An honour guard of Cranbrook Fire and Emergency Services (CFES) members and RCMP officers from the Cranbrook Detachment and East Kootenay Traffic Services, as well as the BC Conservation Officer Service, accompanied Captain Clayton Murrell to McPherson Funeral Home this afternoon.
Clayton’s wife Joan MacKinnon remains in critical condition in the Kelowna General Hospital.
Two horses Clayton and Joan were towing from Creston were also killed in the crash.
Contributing factors in this collision were icy roads and driving too fast for road conditions, RCMP reported.

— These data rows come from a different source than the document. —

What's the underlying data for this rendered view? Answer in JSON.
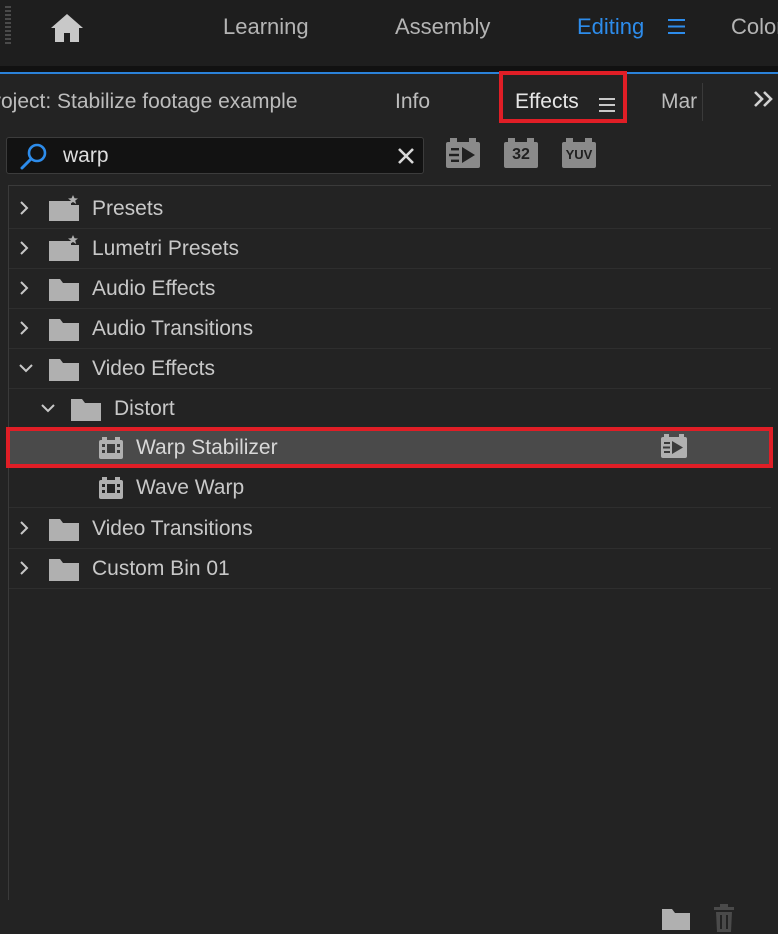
{
  "workspace": {
    "tabs": [
      "Learning",
      "Assembly",
      "Editing",
      "Color"
    ],
    "active": "Editing"
  },
  "panel": {
    "tabs": [
      "roject: Stabilize footage example",
      "Info",
      "Effects",
      "Mar"
    ],
    "active": "Effects"
  },
  "search": {
    "value": "warp",
    "placeholder": ""
  },
  "filters": {
    "accelerated": "",
    "bit32": "32",
    "yuv": "YUV"
  },
  "tree": {
    "presets": "Presets",
    "lumetri_presets": "Lumetri Presets",
    "audio_effects": "Audio Effects",
    "audio_transitions": "Audio Transitions",
    "video_effects": "Video Effects",
    "distort": "Distort",
    "warp_stabilizer": "Warp Stabilizer",
    "wave_warp": "Wave Warp",
    "video_transitions": "Video Transitions",
    "custom_bin": "Custom Bin 01"
  },
  "colors": {
    "accent": "#2d8ceb",
    "highlight": "#e01e26",
    "selected_row": "#4a4a4a"
  },
  "icons": [
    "home-icon",
    "hamburger-icon",
    "double-chevron-icon",
    "search-icon",
    "clear-icon",
    "accelerated-effect-icon",
    "folder-icon",
    "preset-folder-icon",
    "effect-icon",
    "chevron-right-icon",
    "chevron-down-icon",
    "new-bin-icon",
    "trash-icon"
  ]
}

The tractor-trailer driver lost control on black ice, jack knifed and went into the oncoming lane. He was also not wearing a seat belt.
It is tempting to now comment about the state of affairs on regional highways in regards to drivers not driving to the weather conditions. But that is for another time.
Now, the City of Cranbrook and area mourns the loss of a towering pillar of our community and prays for Joan.
The honour guard met an honour guard from the Creston Fire Department, who transported Capt. Murrell to near the city and was met by about 15 fire trucks and peace officer cruisers. A brotherhood and sisterhood of souls dedicated to preserving and protecting everyone of us, carried a comrade home today; a comrade who spent 25 years serving and protecting. A man who took his duties beyond the shift and endeavoured to teach and prepare others. A man who devoted down time to teaching and helping children and youth.
A man who every single person this writer has spoken to or read social media comments from, shared stories speaking to his warmth and endless friendliness; a welcoming smile beneath his trademark mustache.
“I am shaken and devastated as our community is today. Rest well Clayton, words cannot possibly express my feelings right now,” stated Kootenay East MLA Tom Shypitka.
After the honour guard delivered and saluted their fallen comrade, they spent a few private moments together, with members of the family, and then began departing – heading back to work; the job.
Back to risking their well-being and lives – for all us of.
Today is a sorrowful reminder of their daily sacrifices. Yes, Clayton wasn’t working when he was killed but those who attended the crash scene were friends and peers. And it just doesn’t matter. People like Clayton are rare.
This is a dark time for many people who loved and knew Clayton.
When the truly, earnestly, spectacularly good are taken from us – we all look mortality’s way, knowing the odds.
This is that time.
To Clayton’s family, and to his peers and comrades and friends, we wish you peace and strength and love. And we pray for Joan.
Rest well Captain Murrell. It was a great honour knowing you.
– By Ian Cobb/e-KNOW Editor